That basement room. In the corner, a gas lamp hissed while a raggedy woman tried to feed her child. I watched steam rise from the spoon. We were huddled round a paraffin heater in the middle of the floor. The fumes were drowse-inducing, but I had to stay alert. It was almost my turn. In overcoats and scarves, we shuffled to keep warm. Someone rubbed his chin, the scrape of bristles. There was no conversation, no attempt to make any.
The heater gurgled while the woman stroked the child’s brow.
A man suddenly came out of the office. He managed a few steps before he collapsed. He was crying. No one moved to comfort him.
I entered, making sure to close the door firmly behind me.
‘That’s right,’ said The Fixer.
He was sitting behind a mahogany desk of the type favoured by undertakers. But he wasn’t in the business of death. Quite the opposite. If I had been able to pronounce his name, I would have spoken. ‘We value our privacy,’ he said. ‘Please sit down.’
There was no heating. I buttoned my coat to the top and pulled the collar tight.
‘Of course,’ he said, and snipped the end off a fat cigar, ‘I know why you’re here. Your case is no different from anyone else’s. Apart from the, eh, particulars.’
I found this reassuring. Perhaps there was safety in numbers. The thought didn’t last long.
A match sparked and a flame billowed from the cigar. ‘So,’ he said. ‘The particulars.’
The enforced intimacy.
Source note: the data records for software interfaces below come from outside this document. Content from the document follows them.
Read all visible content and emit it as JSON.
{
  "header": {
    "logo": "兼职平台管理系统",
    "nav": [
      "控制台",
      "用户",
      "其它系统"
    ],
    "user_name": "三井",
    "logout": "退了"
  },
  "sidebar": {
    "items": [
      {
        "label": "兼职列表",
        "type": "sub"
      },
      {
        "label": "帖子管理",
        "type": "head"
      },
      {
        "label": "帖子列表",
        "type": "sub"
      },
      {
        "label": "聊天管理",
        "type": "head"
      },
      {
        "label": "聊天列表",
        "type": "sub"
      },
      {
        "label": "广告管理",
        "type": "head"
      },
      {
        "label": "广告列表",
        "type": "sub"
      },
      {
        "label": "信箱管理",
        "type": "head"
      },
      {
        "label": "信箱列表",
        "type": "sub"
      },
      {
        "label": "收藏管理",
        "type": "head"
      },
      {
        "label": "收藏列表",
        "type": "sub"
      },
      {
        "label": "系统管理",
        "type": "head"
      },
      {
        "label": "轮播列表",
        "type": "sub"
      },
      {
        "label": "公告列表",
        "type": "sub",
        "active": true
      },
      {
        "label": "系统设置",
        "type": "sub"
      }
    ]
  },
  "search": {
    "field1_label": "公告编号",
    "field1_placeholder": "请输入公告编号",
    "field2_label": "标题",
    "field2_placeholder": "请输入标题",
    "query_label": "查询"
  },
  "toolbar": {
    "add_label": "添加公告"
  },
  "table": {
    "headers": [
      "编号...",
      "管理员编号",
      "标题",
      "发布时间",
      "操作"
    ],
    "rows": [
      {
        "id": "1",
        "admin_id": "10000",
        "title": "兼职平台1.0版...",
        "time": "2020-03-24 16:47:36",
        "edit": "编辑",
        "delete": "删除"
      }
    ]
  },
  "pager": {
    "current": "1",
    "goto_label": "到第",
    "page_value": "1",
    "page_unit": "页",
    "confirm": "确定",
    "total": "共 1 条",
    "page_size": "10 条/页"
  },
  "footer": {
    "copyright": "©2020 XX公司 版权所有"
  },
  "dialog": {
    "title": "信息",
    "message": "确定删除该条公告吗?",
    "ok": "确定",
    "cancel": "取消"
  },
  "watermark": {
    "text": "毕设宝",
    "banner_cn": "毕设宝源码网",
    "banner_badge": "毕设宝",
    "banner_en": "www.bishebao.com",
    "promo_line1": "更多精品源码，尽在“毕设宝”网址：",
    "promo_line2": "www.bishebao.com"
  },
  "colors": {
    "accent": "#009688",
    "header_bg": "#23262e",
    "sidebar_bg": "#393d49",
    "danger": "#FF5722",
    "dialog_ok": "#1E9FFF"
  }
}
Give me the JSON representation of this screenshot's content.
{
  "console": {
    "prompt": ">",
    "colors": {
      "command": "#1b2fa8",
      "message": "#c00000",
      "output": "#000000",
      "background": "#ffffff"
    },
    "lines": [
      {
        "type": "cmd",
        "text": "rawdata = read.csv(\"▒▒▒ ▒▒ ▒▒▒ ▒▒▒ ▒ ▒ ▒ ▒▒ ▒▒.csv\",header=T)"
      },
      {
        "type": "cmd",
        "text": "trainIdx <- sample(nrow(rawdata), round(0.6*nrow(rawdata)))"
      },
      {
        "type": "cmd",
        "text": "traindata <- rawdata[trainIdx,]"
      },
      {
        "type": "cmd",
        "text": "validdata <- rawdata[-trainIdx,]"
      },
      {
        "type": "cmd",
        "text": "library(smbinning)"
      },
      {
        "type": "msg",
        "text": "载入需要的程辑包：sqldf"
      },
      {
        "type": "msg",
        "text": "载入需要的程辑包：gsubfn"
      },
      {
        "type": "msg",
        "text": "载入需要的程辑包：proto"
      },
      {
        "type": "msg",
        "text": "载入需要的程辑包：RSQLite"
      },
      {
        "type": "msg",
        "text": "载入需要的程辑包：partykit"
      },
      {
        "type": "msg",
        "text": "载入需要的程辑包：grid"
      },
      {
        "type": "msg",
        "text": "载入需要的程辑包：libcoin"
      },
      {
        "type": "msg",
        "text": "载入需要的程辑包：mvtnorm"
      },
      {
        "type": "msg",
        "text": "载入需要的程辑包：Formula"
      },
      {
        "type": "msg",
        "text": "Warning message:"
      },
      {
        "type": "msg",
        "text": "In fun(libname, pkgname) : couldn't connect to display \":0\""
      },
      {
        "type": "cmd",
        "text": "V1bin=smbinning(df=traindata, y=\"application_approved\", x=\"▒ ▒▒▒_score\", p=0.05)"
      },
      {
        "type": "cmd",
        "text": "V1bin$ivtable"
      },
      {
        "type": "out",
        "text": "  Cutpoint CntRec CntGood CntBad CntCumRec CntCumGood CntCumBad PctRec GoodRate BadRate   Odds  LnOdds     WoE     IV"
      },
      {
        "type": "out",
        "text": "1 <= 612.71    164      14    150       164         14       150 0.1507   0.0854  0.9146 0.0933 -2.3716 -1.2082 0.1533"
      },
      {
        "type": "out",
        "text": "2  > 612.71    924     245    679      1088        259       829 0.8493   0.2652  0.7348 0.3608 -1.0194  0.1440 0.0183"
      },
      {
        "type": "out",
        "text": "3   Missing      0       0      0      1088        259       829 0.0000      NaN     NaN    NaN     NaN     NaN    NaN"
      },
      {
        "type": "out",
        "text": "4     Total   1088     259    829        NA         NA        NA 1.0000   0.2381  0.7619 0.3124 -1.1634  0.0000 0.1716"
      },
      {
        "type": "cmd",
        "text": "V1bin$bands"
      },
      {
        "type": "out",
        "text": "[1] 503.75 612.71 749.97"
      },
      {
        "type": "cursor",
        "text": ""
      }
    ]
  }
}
This man was a stranger to me. He listened to me in silence. He wasn’t even looking at me. A thin ribbon of smoke twisted up to a pipe that jutted from the ceiling. He balanced the cigar on something made of marble and opened a ledger. He wrote my name at the top of the page. He kept writing till the page was full. Then he read it back to me. ‘Is that everything?’ he said.
I tried to think. It was so cold. And the smell. I was sure, as sure as I could be, that I hadn’t missed anything out.
‘No secrets here,’ he said. ‘I am here to help.’
There was nothing else.
‘As you wish,’ he said. He stubbed out the cigar, which was hardly smoked. I assumed he would keep it for later. ‘Now, these are the things you must do.’
I sat there, shivering. Is this what I had come to? Putting my faith in this person I had never met before, of whom I had only heard mention in whispers, this person I was growing to fear the longer I sat in his presence?
‘Is there a problem?’ he said. ‘You seem a trifle…how should I put it…uneasy?’
I looked at my hands. They were old. Wrinkled.
‘If you do the things I tell you,’ he said, ‘everything will be fine. Your problem will vanish. This is my pledge.’
I was in no position to argue.
‘It is entirely up to you,’ he said. ‘By all means go away and think about it. But bear in mind that I am an extremely busy man.’ He gestured at the door. ‘You know how things are.’
I tried to offer him money.
He smiled. ‘No, no. Not yet,’ he said. ‘You know where to find me. I am sure I will see you again.’ He glanced at the ledger. ‘There are some elements that may need further examination.’
My fingers closed on the door handle.
‘One last thing,’ he said. ‘We all have a conscience. Some more than others. Don’t let yours trouble you, not any more. Things have changed. We – all of us – must make adjustments. We know what the future holds.’
In the waiting room the gas lamp had died. There were even more people than before. The heater was surrounded by children, their faces illuminated in the orange glow as they stared at the grille. Adults, men and women, stood in groups against the walls. I eventually made it out to the passageway. The staircase was lined with silent bodies, shadows. I climbed slowly up to the street, where snow was falling.
ANDREW MCCALLUM CRAWFORD grew up in Grangemouth, Scotland. His work has appeared in many literary journals, including Interlitq, Gutter and Spilling Ink Review. His first novel, Drive!, was published in 2010. A collection of short fiction, The Next Stop Is Croy and other stories, was released in 2011. Another collection, A Man’s Hands, was published in 2012. He lives in Greece.